Give the number of lines below that hold "ONEPLUS", and only that.

====== DATA FOR THIS TASK ======

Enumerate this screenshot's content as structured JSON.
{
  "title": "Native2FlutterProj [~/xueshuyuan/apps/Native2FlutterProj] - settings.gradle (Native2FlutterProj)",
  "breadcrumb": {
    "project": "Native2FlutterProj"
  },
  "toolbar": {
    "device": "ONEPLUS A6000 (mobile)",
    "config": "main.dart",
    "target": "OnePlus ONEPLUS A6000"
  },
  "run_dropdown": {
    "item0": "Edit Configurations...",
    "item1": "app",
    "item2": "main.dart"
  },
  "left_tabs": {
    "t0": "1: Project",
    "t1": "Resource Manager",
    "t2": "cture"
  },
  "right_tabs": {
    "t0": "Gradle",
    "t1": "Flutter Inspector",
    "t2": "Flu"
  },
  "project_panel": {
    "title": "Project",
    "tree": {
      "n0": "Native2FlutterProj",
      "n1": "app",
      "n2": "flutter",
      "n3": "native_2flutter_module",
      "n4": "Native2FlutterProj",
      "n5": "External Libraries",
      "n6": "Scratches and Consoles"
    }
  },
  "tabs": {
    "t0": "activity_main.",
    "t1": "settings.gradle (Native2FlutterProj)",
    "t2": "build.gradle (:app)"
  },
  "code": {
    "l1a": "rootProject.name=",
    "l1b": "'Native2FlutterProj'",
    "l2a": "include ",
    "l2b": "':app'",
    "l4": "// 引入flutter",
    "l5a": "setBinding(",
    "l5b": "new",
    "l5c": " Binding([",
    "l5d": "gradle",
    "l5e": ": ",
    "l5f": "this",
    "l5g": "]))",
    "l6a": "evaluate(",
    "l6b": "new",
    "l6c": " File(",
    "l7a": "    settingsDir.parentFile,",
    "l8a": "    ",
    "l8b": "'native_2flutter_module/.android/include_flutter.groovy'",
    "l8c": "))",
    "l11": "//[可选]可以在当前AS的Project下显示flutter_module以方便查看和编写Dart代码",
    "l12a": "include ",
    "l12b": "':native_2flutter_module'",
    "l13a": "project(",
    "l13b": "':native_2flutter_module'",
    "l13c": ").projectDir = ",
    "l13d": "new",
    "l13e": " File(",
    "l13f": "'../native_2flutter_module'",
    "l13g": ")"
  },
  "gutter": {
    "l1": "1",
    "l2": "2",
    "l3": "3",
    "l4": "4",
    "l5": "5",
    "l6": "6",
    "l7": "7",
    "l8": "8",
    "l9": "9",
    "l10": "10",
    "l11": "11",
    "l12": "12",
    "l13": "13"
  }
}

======

* [SOLUTION TO THIS EXERCISE] 2